Friday, February 25, 2011

I touched a snake

Snakes have always given me the heebie jeebies.  The way they move and flick their tongues out have always been menacing to me.  Its truly subconscious.  I had dreams for most of my life in which I was walking down this road and there were snakes everywhere and I had to watch where I stepped for fear of getting bitten.  As a young boy I saw a Black Rat Snake eating a field mouse and freaked!  I literally ran a quarter mile to my Grandma's house screaming all the way.  What a dope!

Great Plains Rat Snake, Courtesy MDC
So, today I touched a snake.  It was a Great Plains Rat Snake, about 3 feet long.  It wasn't venomous, nor did it try to bite me.  It actually held still when I stroked its underbelly feeling the scales it uses to move forward.  It wasn't slimy, it didn't hiss at me.  It just sat there.  It was a tame snake and is often used in programs to teach children and adults about snakes.

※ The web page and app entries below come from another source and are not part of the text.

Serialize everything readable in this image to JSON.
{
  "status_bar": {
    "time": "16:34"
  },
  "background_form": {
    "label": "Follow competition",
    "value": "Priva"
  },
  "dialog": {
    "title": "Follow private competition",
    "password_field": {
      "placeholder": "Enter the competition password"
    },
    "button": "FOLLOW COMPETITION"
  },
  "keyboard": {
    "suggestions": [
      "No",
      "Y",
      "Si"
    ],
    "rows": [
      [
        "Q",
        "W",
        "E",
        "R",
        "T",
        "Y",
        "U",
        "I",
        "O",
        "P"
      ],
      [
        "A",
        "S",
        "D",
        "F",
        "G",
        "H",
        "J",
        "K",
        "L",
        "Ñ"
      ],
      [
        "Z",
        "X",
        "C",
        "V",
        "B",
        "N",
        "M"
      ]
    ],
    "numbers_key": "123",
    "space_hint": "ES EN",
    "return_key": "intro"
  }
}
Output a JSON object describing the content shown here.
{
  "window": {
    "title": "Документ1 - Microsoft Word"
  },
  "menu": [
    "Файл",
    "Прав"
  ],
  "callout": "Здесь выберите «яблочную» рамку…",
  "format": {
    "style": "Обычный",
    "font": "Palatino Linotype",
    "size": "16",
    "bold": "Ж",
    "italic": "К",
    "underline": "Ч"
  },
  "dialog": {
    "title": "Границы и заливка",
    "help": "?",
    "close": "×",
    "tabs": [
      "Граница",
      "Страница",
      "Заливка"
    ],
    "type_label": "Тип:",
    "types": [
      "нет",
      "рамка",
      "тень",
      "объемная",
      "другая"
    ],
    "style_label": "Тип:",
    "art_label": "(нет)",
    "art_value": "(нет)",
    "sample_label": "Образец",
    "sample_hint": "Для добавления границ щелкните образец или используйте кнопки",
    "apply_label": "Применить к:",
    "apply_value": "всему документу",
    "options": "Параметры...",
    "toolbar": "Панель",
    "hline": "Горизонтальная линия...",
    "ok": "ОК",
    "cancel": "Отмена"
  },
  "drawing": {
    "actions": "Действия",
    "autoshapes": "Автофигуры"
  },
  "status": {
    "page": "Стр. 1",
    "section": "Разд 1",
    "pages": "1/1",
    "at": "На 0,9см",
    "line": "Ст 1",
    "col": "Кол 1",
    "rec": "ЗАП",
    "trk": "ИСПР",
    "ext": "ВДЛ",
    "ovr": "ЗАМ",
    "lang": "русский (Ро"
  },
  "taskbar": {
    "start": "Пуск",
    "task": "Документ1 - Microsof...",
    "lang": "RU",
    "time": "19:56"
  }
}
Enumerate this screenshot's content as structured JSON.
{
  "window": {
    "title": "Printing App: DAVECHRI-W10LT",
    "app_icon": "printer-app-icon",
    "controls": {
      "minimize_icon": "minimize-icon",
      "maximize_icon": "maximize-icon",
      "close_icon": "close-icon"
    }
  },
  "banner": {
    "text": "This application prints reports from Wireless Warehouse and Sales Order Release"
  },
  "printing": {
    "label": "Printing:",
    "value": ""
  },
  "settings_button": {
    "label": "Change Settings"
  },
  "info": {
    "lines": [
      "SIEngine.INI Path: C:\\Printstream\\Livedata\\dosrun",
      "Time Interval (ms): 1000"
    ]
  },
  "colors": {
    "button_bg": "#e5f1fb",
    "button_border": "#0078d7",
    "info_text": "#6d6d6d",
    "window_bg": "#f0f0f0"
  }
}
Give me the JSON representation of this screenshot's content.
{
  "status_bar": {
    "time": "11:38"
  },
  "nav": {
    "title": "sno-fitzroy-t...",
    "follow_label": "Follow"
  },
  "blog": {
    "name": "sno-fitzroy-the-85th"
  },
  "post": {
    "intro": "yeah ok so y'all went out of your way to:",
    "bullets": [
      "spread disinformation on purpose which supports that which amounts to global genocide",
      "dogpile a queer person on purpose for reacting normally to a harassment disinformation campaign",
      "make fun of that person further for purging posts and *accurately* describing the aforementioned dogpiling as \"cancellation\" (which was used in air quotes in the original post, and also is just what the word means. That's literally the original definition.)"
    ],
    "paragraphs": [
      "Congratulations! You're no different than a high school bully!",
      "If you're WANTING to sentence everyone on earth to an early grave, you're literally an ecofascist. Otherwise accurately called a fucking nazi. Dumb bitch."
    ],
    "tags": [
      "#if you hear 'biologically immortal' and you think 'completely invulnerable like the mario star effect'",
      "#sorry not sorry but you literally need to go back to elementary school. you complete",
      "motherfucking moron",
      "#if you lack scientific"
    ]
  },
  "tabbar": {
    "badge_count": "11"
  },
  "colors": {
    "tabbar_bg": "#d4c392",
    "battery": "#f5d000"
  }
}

Snakes are much maligned creatures.  They don't deserve their reputations and they truly are more afraid of you than you are of them.  There are 46 species or subspecies of snakes in Missouri and only 5 are poisonous. Only one snake, the Copperhead is commonly encountered.  Few people in Missouri ever get bitten by a venomous snake and more people die of lightning strikes each year than die of snake bite.  I've heard that most people get bit by snakes because they do something stupid, like grab the snake.

  For the most part if you watch where you walk and place your hands you'll never have a problem with snakes.  Snakes will try and get away from you if they can rather than bite.  They only bite when they have no other choice.  Snakes are actually beneficial in that they help control rodent populations.  If you encounter a non-venomous snake use a long handled tool such as a hoe or shovel to carry them to an isolated and safe habitat to be released.


  1. You are braver than me! I used to have nightmares that the folds in my bedspread were snakes....eeesh! You're right, though. They're just living life like the rest of us. I will try to look on one with a bit more love next time. :)

  2. Good post Scott. Isn't it interesting to consider the extent to which our fears and aversions are based on nature and nurture. And, how and why they are modified through exposure, knowledge and conditioning.

  3. Awesome for you Scott, there is very little that feels as good as taking steps towards conquering our fears. I faced my fear of spiders and although it took me three years and constant spider exposure I am finally over my arachnophobia. In fact I now own 3 tarantulas and plan to purchase a few more.
    I think it is great you were will to remain open minded and touch that snake and have a willingness to see their over all importance in the environment. I wish I could have seen Brooke's presentation, I bet she did great, she is truly a remarkable young lady.

  4. Snakes and spiders... This is purely unscientific speculation, but I think there is something "hardwired" into human consciousness concerning these two critters. I'm ambivalent toward both. I don't have any deep affection nor fear for either. My wife is a different story. She doesn't have any problems with insects and spiders, but is phobic about snakes. I can more easily imagine her flapping her arms and flying than I can imagine her actually touching a snake. Good for you, Scott!